● **Task prompt**: Will you write out all the entries below exactly?

● **Material for the task**:

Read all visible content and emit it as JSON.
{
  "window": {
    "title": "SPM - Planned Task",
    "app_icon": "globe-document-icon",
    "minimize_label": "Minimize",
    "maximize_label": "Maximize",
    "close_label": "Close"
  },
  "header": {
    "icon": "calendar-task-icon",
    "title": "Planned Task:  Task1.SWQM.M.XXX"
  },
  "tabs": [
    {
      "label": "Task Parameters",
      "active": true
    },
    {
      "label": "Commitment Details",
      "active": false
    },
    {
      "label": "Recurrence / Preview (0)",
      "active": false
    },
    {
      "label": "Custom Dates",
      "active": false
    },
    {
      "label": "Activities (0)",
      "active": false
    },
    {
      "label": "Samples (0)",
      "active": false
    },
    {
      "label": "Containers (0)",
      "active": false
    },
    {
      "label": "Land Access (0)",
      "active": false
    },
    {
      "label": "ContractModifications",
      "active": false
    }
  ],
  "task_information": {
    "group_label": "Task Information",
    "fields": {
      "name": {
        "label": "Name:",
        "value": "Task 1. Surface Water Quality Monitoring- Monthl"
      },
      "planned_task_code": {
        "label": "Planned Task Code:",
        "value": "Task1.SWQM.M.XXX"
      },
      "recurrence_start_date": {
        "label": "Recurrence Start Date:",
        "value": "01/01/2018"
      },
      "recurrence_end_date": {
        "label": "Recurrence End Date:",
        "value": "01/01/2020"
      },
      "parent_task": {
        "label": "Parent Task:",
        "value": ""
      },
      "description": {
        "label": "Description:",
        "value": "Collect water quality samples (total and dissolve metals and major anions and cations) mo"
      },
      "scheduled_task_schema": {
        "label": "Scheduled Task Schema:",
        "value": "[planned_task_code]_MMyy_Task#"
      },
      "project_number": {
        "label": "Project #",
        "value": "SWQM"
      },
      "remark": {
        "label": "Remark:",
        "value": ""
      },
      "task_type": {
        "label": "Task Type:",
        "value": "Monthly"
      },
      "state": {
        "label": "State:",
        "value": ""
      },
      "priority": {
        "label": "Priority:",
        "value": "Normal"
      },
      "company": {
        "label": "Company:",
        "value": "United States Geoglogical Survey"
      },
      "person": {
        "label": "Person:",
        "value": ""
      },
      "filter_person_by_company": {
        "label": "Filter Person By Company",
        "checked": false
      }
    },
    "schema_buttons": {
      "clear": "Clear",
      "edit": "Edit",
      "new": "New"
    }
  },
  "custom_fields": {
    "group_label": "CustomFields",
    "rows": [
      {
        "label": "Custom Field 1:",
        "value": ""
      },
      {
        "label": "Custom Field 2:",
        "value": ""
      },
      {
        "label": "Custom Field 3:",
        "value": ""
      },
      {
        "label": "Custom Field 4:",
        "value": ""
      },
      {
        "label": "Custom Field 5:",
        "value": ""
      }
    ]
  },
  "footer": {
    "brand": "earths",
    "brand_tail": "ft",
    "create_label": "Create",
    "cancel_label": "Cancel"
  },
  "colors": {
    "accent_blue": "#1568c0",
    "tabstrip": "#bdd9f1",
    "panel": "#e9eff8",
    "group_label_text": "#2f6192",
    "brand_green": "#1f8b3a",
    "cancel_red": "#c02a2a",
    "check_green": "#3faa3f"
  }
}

● **Task answer**:
Read all visible content and emit it as JSON.
{
  "window": {
    "title": "SPM - Planned Task",
    "app_icon": "globe-document-icon",
    "minimize_label": "Minimize",
    "maximize_label": "Maximize",
    "close_label": "Close"
  },
  "header": {
    "icon": "calendar-task-icon",
    "title": "Planned Task:  Task1.SWQM.M.XXX"
  },
  "tabs": [
    {
      "label": "Task Parameters",
      "active": true
    },
    {
      "label": "Commitment Details",
      "active": false
    },
    {
      "label": "Recurrence / Preview (0)",
      "active": false
    },
    {
      "label": "Custom Dates",
      "active": false
    },
    {
      "label": "Activities (0)",
      "active": false
    },
    {
      "label": "Samples (0)",
      "active": false
    },
    {
      "label": "Containers (0)",
      "active": false
    },
    {
      "label": "Land Access (0)",
      "active": false
    },
    {
      "label": "ContractModifications",
      "active": false
    }
  ],
  "task_information": {
    "group_label": "Task Information",
    "fields": {
      "name": {
        "label": "Name:",
        "value": "Task 1. Surface Water Quality Monitoring- Monthl"
      },
      "planned_task_code": {
        "label": "Planned Task Code:",
        "value": "Task1.SWQM.M.XXX"
      },
      "recurrence_start_date": {
        "label": "Recurrence Start Date:",
        "value": "01/01/2018"
      },
      "recurrence_end_date": {
        "label": "Recurrence End Date:",
        "value": "01/01/2020"
      },
      "parent_task": {
        "label": "Parent Task:",
        "value": ""
      },
      "description": {
        "label": "Description:",
        "value": "Collect water quality samples (total and dissolve metals and major anions and cations) mo"
      },
      "scheduled_task_schema": {
        "label": "Scheduled Task Schema:",
        "value": "[planned_task_code]_MMyy_Task#"
      },
      "project_number": {
        "label": "Project #",
        "value": "SWQM"
      },
      "remark": {
        "label": "Remark:",
        "value": ""
      },
      "task_type": {
        "label": "Task Type:",
        "value": "Monthly"
      },
      "state": {
        "label": "State:",
        "value": ""
      },
      "priority": {
        "label": "Priority:",
        "value": "Normal"
      },
      "company": {
        "label": "Company:",
        "value": "United States Geoglogical Survey"
      },
      "person": {
        "label": "Person:",
        "value": ""
      },
      "filter_person_by_company": {
        "label": "Filter Person By Company",
        "checked": false
      }
    },
    "schema_buttons": {
      "clear": "Clear",
      "edit": "Edit",
      "new": "New"
    }
  },
  "custom_fields": {
    "group_label": "CustomFields",
    "rows": [
      {
        "label": "Custom Field 1:",
        "value": ""
      },
      {
        "label": "Custom Field 2:",
        "value": ""
      },
      {
        "label": "Custom Field 3:",
        "value": ""
      },
      {
        "label": "Custom Field 4:",
        "value": ""
      },
      {
        "label": "Custom Field 5:",
        "value": ""
      }
    ]
  },
  "footer": {
    "brand": "earths",
    "brand_tail": "ft",
    "create_label": "Create",
    "cancel_label": "Cancel"
  },
  "colors": {
    "accent_blue": "#1568c0",
    "tabstrip": "#bdd9f1",
    "panel": "#e9eff8",
    "group_label_text": "#2f6192",
    "brand_green": "#1f8b3a",
    "cancel_red": "#c02a2a",
    "check_green": "#3faa3f"
  }
}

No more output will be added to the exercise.